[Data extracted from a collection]
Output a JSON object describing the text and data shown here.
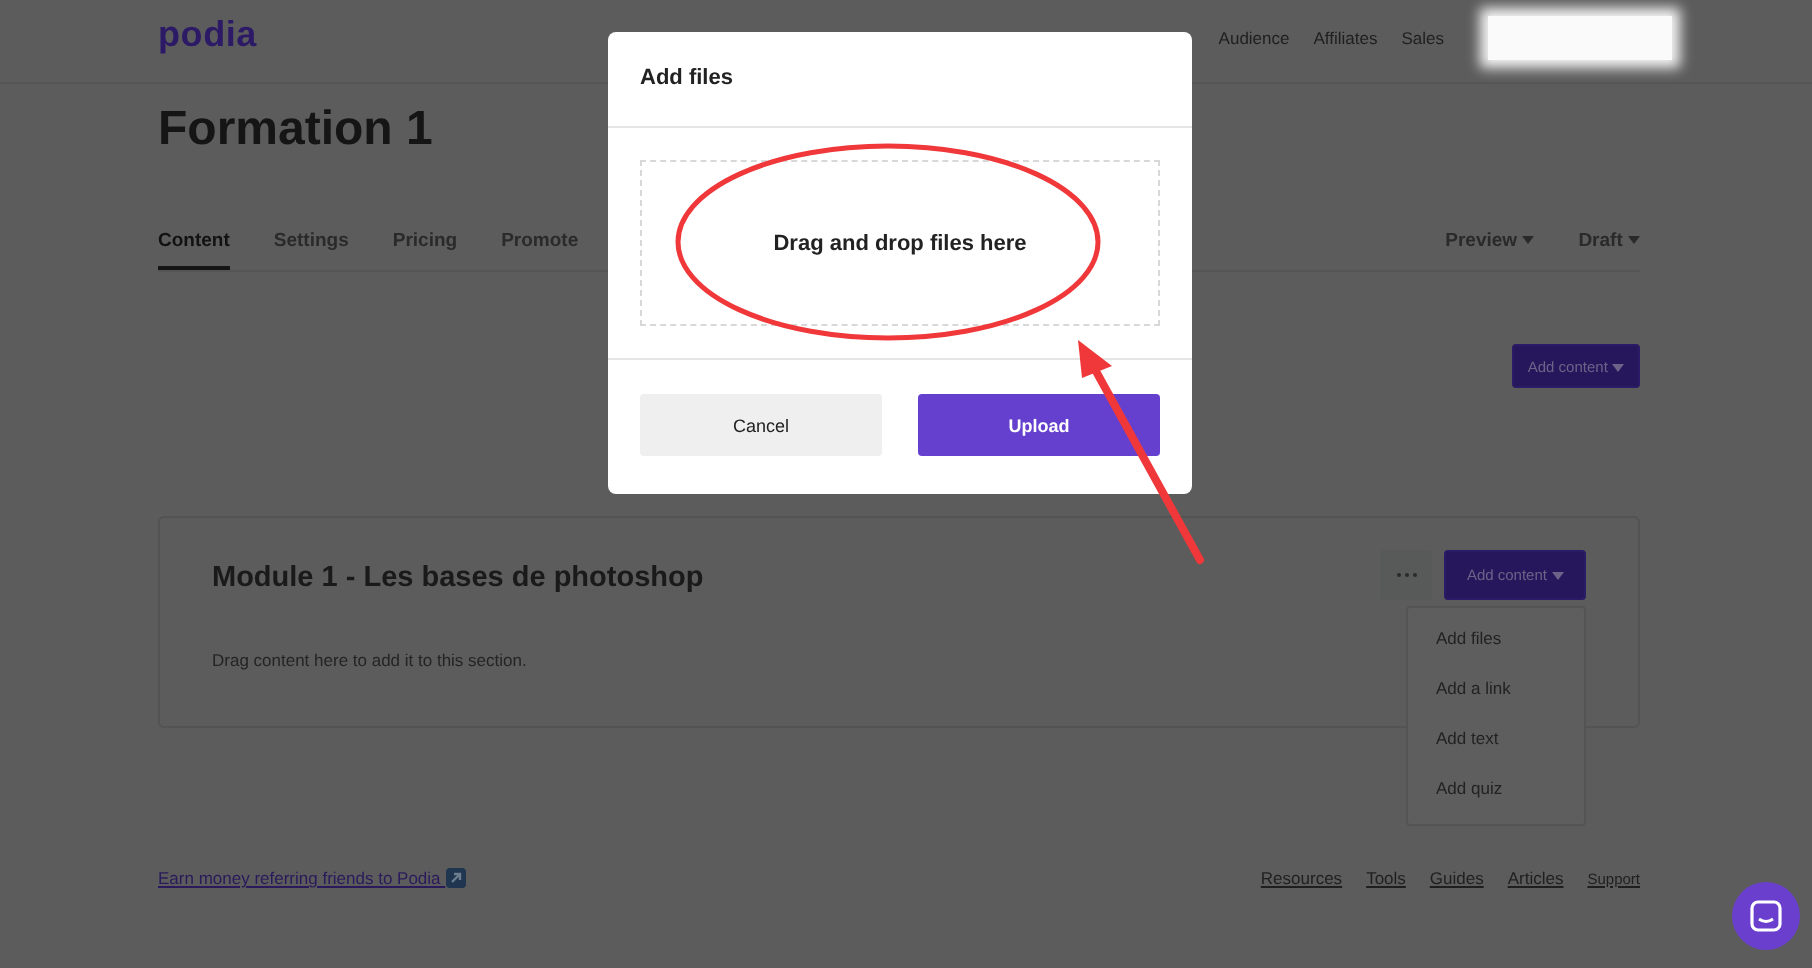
{
  "header": {
    "logo": "podia",
    "nav": [
      "Audience",
      "Affiliates",
      "Sales"
    ]
  },
  "page_title": "Formation 1",
  "tabs": [
    {
      "label": "Content",
      "selected": true
    },
    {
      "label": "Settings",
      "selected": false
    },
    {
      "label": "Pricing",
      "selected": false
    },
    {
      "label": "Promote",
      "selected": false
    }
  ],
  "tab_menus": [
    "Preview",
    "Draft"
  ],
  "add_content_button": "Add content",
  "module": {
    "title": "Module 1 - Les bases de photoshop",
    "hint": "Drag content here to add it to this section.",
    "add_content_button": "Add content",
    "menu": [
      "Add files",
      "Add a link",
      "Add text",
      "Add quiz"
    ]
  },
  "footer": {
    "referral_link": "Earn money referring friends to Podia",
    "links": [
      "Resources",
      "Tools",
      "Guides",
      "Articles",
      "Support"
    ]
  },
  "modal": {
    "title": "Add files",
    "dropzone": "Drag and drop files here",
    "buttons": [
      {
        "label": "Cancel",
        "kind": "secondary"
      },
      {
        "label": "Upload",
        "kind": "primary"
      }
    ]
  }
}
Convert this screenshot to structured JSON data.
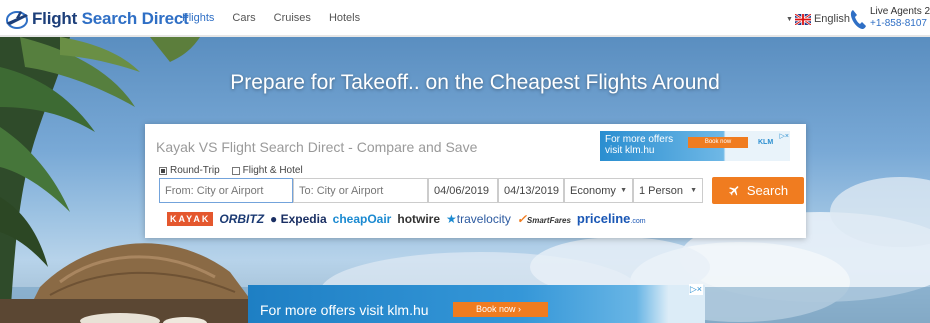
{
  "header": {
    "logo_text_a": "Flight ",
    "logo_text_b": "Search Direct",
    "nav": [
      "Flights",
      "Cars",
      "Cruises",
      "Hotels"
    ],
    "active_nav": "Flights",
    "language": "English",
    "agents_line1": "Live Agents 2",
    "agents_line2": "+1-858-8107"
  },
  "hero": {
    "title": "Prepare for Takeoff.. on the Cheapest Flights Around"
  },
  "search": {
    "title": "Kayak VS Flight Search Direct - Compare and Save",
    "trip_round": "Round-Trip",
    "trip_round_checked": true,
    "trip_flight_hotel": "Flight & Hotel",
    "trip_flight_hotel_checked": false,
    "from_placeholder": "From: City or Airport",
    "to_placeholder": "To: City or Airport",
    "depart_date": "04/06/2019",
    "return_date": "04/13/2019",
    "cabin": "Economy",
    "passengers": "1 Person",
    "search_label": "Search"
  },
  "partners": [
    "KAYAK",
    "ORBITZ",
    "Expedia",
    "cheapOair",
    "hotwire",
    "travelocity",
    "SmartFares",
    "priceline"
  ],
  "ads": {
    "mini_text_1": "For more offers",
    "mini_text_2": "visit klm.hu",
    "mini_button": "Book now",
    "mini_brand": "KLM",
    "big_text": "For more offers visit klm.hu",
    "big_button": "Book now",
    "ad_marker": "▷×"
  },
  "colors": {
    "brand_blue": "#2f6fc5",
    "accent_orange": "#f07c20"
  },
  "icons": [
    "logo-plane-icon",
    "flag-uk-icon",
    "phone-icon",
    "plane-icon",
    "ad-choices-icon"
  ]
}
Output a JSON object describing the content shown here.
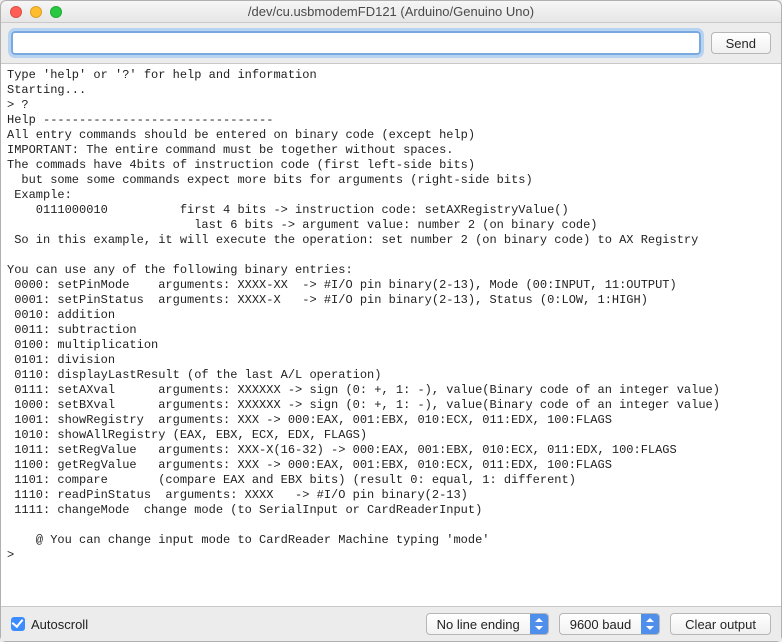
{
  "window": {
    "title": "/dev/cu.usbmodemFD121 (Arduino/Genuino Uno)"
  },
  "inputbar": {
    "command_value": "",
    "send_label": "Send"
  },
  "console_text": "Type 'help' or '?' for help and information\nStarting...\n> ?\nHelp --------------------------------\nAll entry commands should be entered on binary code (except help)\nIMPORTANT: The entire command must be together without spaces.\nThe commads have 4bits of instruction code (first left-side bits)\n  but some some commands expect more bits for arguments (right-side bits)\n Example:\n    0111000010          first 4 bits -> instruction code: setAXRegistryValue()\n                          last 6 bits -> argument value: number 2 (on binary code)\n So in this example, it will execute the operation: set number 2 (on binary code) to AX Registry\n\nYou can use any of the following binary entries:\n 0000: setPinMode    arguments: XXXX-XX  -> #I/O pin binary(2-13), Mode (00:INPUT, 11:OUTPUT)\n 0001: setPinStatus  arguments: XXXX-X   -> #I/O pin binary(2-13), Status (0:LOW, 1:HIGH)\n 0010: addition\n 0011: subtraction\n 0100: multiplication\n 0101: division\n 0110: displayLastResult (of the last A/L operation)\n 0111: setAXval      arguments: XXXXXX -> sign (0: +, 1: -), value(Binary code of an integer value)\n 1000: setBXval      arguments: XXXXXX -> sign (0: +, 1: -), value(Binary code of an integer value)\n 1001: showRegistry  arguments: XXX -> 000:EAX, 001:EBX, 010:ECX, 011:EDX, 100:FLAGS\n 1010: showAllRegistry (EAX, EBX, ECX, EDX, FLAGS)\n 1011: setRegValue   arguments: XXX-X(16-32) -> 000:EAX, 001:EBX, 010:ECX, 011:EDX, 100:FLAGS\n 1100: getRegValue   arguments: XXX -> 000:EAX, 001:EBX, 010:ECX, 011:EDX, 100:FLAGS\n 1101: compare       (compare EAX and EBX bits) (result 0: equal, 1: different)\n 1110: readPinStatus  arguments: XXXX   -> #I/O pin binary(2-13)\n 1111: changeMode  change mode (to SerialInput or CardReaderInput)\n\n    @ You can change input mode to CardReader Machine typing 'mode'\n>",
  "bottombar": {
    "autoscroll_label": "Autoscroll",
    "autoscroll_checked": true,
    "line_ending_selected": "No line ending",
    "baud_selected": "9600 baud",
    "clear_label": "Clear output"
  }
}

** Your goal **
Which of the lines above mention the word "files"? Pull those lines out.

** Output of the exercise **
      "Add files",
    "title": "Add files",
    "dropzone": "Drag and drop files here",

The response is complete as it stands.